◆ Activity ◆
From the records that follow, copy every line in which "Contrast" appears.

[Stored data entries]
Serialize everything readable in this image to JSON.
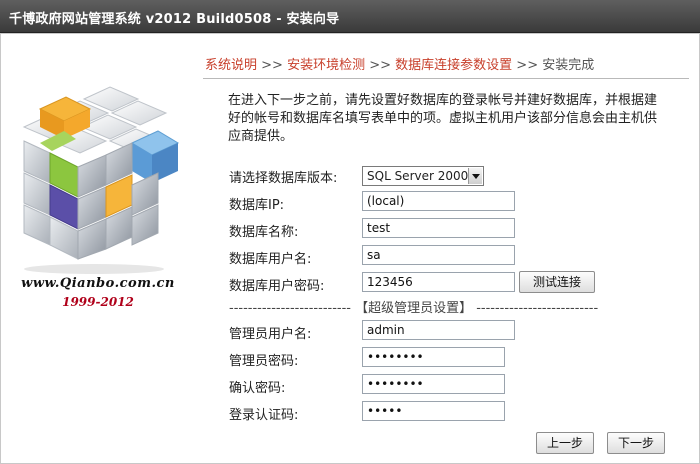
{
  "window": {
    "title": "千博政府网站管理系统  v2012 Build0508 - 安装向导"
  },
  "brand": {
    "site_url": "www.Qianbo.com.cn",
    "years": "1999-2012",
    "logo_icon": "rubiks-cube-logo"
  },
  "steps": {
    "step1": "系统说明",
    "sep1": " >> ",
    "step2": "安装环境检测",
    "sep2": " >> ",
    "step3": "数据库连接参数设置",
    "sep3": " >> ",
    "step4": "安装完成"
  },
  "intro": "在进入下一步之前，请先设置好数据库的登录帐号并建好数据库，并根据建好的帐号和数据库名填写表单中的项。虚拟主机用户该部分信息会由主机供应商提供。",
  "form": {
    "db_version_label": "请选择数据库版本:",
    "db_version_value": "SQL Server 2000",
    "db_ip_label": "数据库IP:",
    "db_ip_value": "(local)",
    "db_name_label": "数据库名称:",
    "db_name_value": "test",
    "db_user_label": "数据库用户名:",
    "db_user_value": "sa",
    "db_pass_label": "数据库用户密码:",
    "db_pass_value": "123456",
    "test_button": "测试连接",
    "admin_section": "-------------------------- 【超级管理员设置】 --------------------------",
    "admin_user_label": "管理员用户名:",
    "admin_user_value": "admin",
    "admin_pass_label": "管理员密码:",
    "admin_pass_value": "12345678",
    "confirm_pass_label": "确认密码:",
    "confirm_pass_value": "12345678",
    "auth_code_label": "登录认证码:",
    "auth_code_value": "12345"
  },
  "nav": {
    "prev_button": "上一步",
    "next_button": "下一步"
  },
  "colors": {
    "title_bar": "#4a4a4a",
    "step_done": "#c8402c",
    "step_todo": "#555555",
    "years": "#b0001a"
  }
}
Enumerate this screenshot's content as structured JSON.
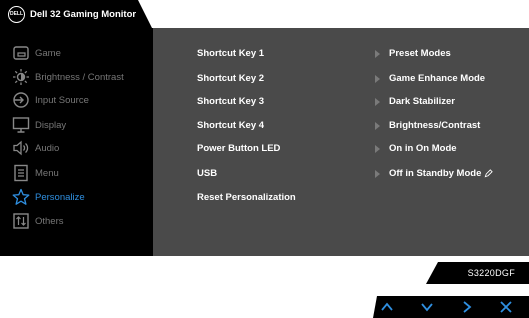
{
  "title_bar": {
    "logo_text": "DELL",
    "title": "Dell 32 Gaming Monitor"
  },
  "sidebar": {
    "items": [
      {
        "label": "Game",
        "icon": "game-icon",
        "active": false
      },
      {
        "label": "Brightness / Contrast",
        "icon": "brightness-icon",
        "active": false
      },
      {
        "label": "Input Source",
        "icon": "input-source-icon",
        "active": false
      },
      {
        "label": "Display",
        "icon": "display-icon",
        "active": false
      },
      {
        "label": "Audio",
        "icon": "audio-icon",
        "active": false
      },
      {
        "label": "Menu",
        "icon": "menu-icon",
        "active": false
      },
      {
        "label": "Personalize",
        "icon": "star-icon",
        "active": true
      },
      {
        "label": "Others",
        "icon": "others-icon",
        "active": false
      }
    ]
  },
  "settings": {
    "rows": [
      {
        "label": "Shortcut Key 1",
        "value": "Preset Modes"
      },
      {
        "label": "Shortcut Key 2",
        "value": "Game Enhance Mode"
      },
      {
        "label": "Shortcut Key 3",
        "value": "Dark Stabilizer"
      },
      {
        "label": "Shortcut Key 4",
        "value": "Brightness/Contrast"
      },
      {
        "label": "Power Button LED",
        "value": "On in On Mode"
      },
      {
        "label": "USB",
        "value": "Off in Standby Mode"
      },
      {
        "label": "Reset Personalization",
        "value": null
      }
    ]
  },
  "model": "S3220DGF",
  "buttons": {
    "up": "up-icon",
    "down": "down-icon",
    "next": "chevron-right-icon",
    "exit": "close-icon"
  },
  "colors": {
    "accent": "#2f8fe0",
    "panel_bg": "#4a4a4a",
    "sidebar_bg": "#000000",
    "inactive_text": "#777777"
  }
}
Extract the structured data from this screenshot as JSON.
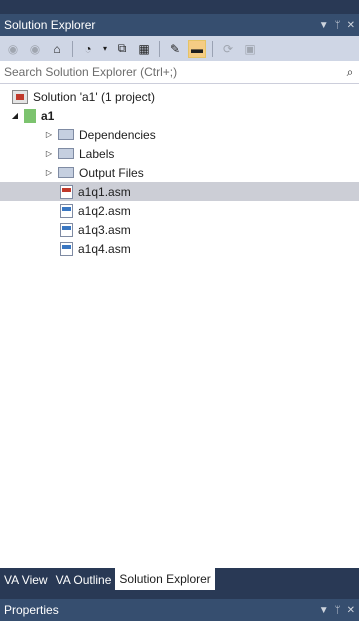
{
  "solution_explorer": {
    "title": "Solution Explorer",
    "header_icons": [
      "dropdown-icon",
      "pin-icon",
      "close-icon"
    ]
  },
  "toolbar": {
    "buttons": [
      {
        "name": "back-icon",
        "glyph": "◀"
      },
      {
        "name": "forward-icon",
        "glyph": "▶"
      },
      {
        "name": "home-icon",
        "glyph": "⌂"
      },
      {
        "name": "pending-changes-icon",
        "glyph": "◔▾"
      },
      {
        "name": "collapse-all-icon",
        "glyph": "▣"
      },
      {
        "name": "show-all-files-icon",
        "glyph": "⧉"
      },
      {
        "name": "properties-wrench-icon",
        "glyph": "🔧"
      },
      {
        "name": "preview-selected-icon",
        "glyph": "▬"
      },
      {
        "name": "sync-icon",
        "glyph": "⟳"
      },
      {
        "name": "view-code-icon",
        "glyph": "▶"
      }
    ]
  },
  "search": {
    "placeholder": "Search Solution Explorer (Ctrl+;)"
  },
  "tree": {
    "solution_label": "Solution 'a1' (1 project)",
    "project_label": "a1",
    "folders": [
      "Dependencies",
      "Labels",
      "Output Files"
    ],
    "files": [
      "a1q1.asm",
      "a1q2.asm",
      "a1q3.asm",
      "a1q4.asm"
    ]
  },
  "bottom_tabs": {
    "va_view": "VA View",
    "va_outline": "VA Outline",
    "solution_explorer": "Solution Explorer"
  },
  "properties": {
    "title": "Properties"
  },
  "colors": {
    "header_bg": "#364e6f",
    "toolbar_bg": "#cfd6e5",
    "selected_row": "#ccced6",
    "frame_bg": "#293955"
  }
}
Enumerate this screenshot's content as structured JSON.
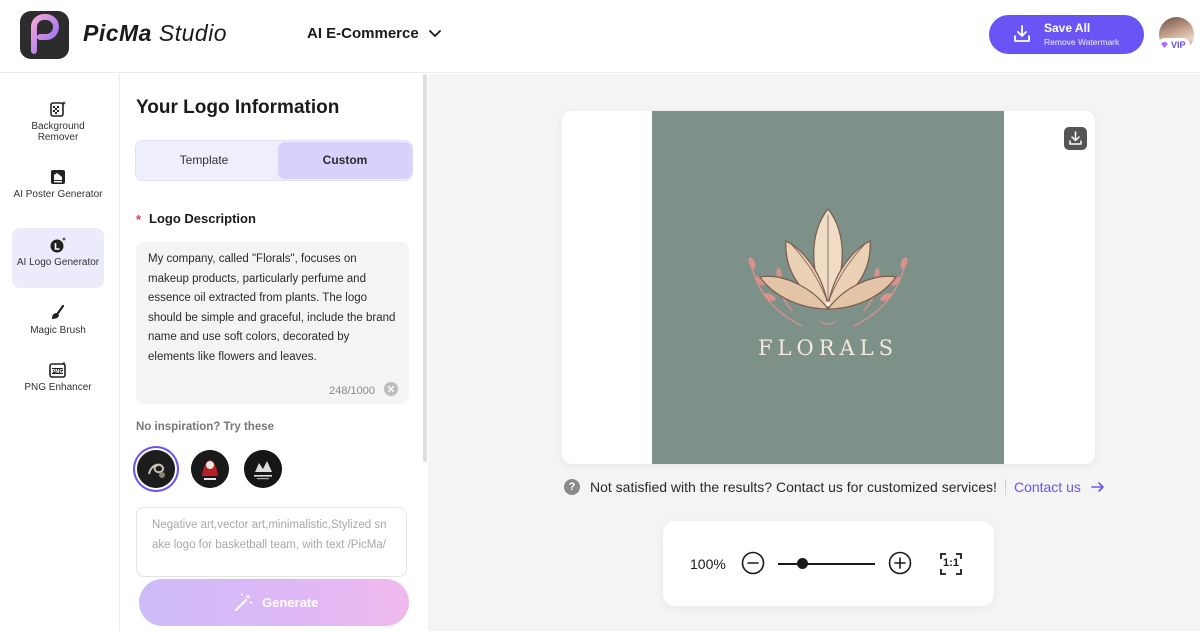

◆ Answer to the problem ◆
        "label": "Brightness / Contrast",
        "value": "Brightness/Contrast"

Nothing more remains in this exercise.